The authors of the study concluded that further studies are needed to establish whether the consumption of certain foods or taking a Vitamin D supplement can delay or prevent the onset of Alzheimer’s and dementia. The main source of Vitamin D for many is exposure to sunlight. However, the aging process results in skin that is less efficient at converting sunlight in a usable form of Vitamin D. Therefore, further supplementation through diet may be necessary to achieve adequate levels.

A group from the University of Guelph in Ontario, Canada has recently developed a mobile tracking application (‘App’) to help calculate intake of Vitamin D from food sources and exposure to sunlight. Using this newer technology as a tool may help users identify if they are below levels of adequate Vitamin D intake and lead to healthier behaviors.

References: Littlejohns TJ, Henley WE, Lang IA, Annweiler C, Beauchet O, Chaves PH, Fried L, Kestenbaum BR, Kuller LH, Langa KM, Lopez OL, Kos K, Soni M, Llewellyn DJ. Vitamin D and the risk of dementia and Alzheimer disease. Neurology. 2014 Sep 2; 83(10):920-8.

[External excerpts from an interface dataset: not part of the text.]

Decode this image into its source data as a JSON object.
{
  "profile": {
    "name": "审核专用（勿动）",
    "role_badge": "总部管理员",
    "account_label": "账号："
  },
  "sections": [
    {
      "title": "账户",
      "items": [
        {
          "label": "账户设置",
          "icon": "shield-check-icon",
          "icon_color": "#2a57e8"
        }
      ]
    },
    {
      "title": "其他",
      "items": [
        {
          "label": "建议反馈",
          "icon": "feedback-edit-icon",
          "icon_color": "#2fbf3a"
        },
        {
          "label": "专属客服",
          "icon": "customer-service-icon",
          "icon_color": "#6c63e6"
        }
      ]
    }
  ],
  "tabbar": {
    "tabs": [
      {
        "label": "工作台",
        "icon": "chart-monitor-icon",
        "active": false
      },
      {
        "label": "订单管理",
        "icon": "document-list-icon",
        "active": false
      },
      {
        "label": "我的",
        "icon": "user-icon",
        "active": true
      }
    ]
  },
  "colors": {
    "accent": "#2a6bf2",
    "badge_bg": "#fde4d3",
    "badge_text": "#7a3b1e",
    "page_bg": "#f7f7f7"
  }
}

Goodman S, Morrongiello B, Simpson JR, Meckling K. Vitamin D intake among young Canadian adults: validation of a mobile Vitamin D Calculator App. Journal of Nutrition Education and Behavior. 2015; 47(3): 242.

Potentially fatal bacteria along the coast of Florida

07th Aug 2015 Diseases, Medical News

A potentially deadly bacteria has made it way to Florida beaches. The Vibrio vulnificus bacterium has infected at least seven people and killed two this year in Florida. The two fatal cases have occurred in Brevard and Marion counties.

The bacterium, which appears to be activated by exceptionally warm weather, normally does not pose a risk to a healthy person. However direct contact between seawater and any open cuts or wounds can cause infections and skin ulcers. Sickness can also develop from ingestion of seawater or from eating raw seafood. Abdominal pain, diarrhea, and vomiting are the primary symptoms from ingestion. Redness, swelling, fevers, and chills progressing to life threatening septic shock can occur from a wound infection.

Vibrio vulnificus is a salt requiring gram negative bacteria that is commonly found in marine environments. According to the CDC, bloodstream infections are fatal 50% of the time. Between 1988 and 2006, over 900 cases of Vibrio vulnificus infections were reported along the states that border the Gulf of Mexico. Thirty-two cases of Vibrio vulnificus infection were identified in Florida last year. It is estimated that over 85% of cases occur between May and October when the coastal waters are the warmest.

The diagnosis is made by history assessment and testing. Blood, wound, and stool cultures should be ordered for those who have a history of possible exposure and exhibit clinical symptoms. Medical management includes the use of antibiotics and monitoring of any open wounds. In rare cases, surgical debridement and/or amputation may be necessary for severely infected wounds with extensive soft tissue spread.

Prevention of infection focuses on avoiding entry into the water if any open wounds or cuts are present. Avoid eating raw shellfish. Boiling or frying shellfish for an extended period of time is recommended.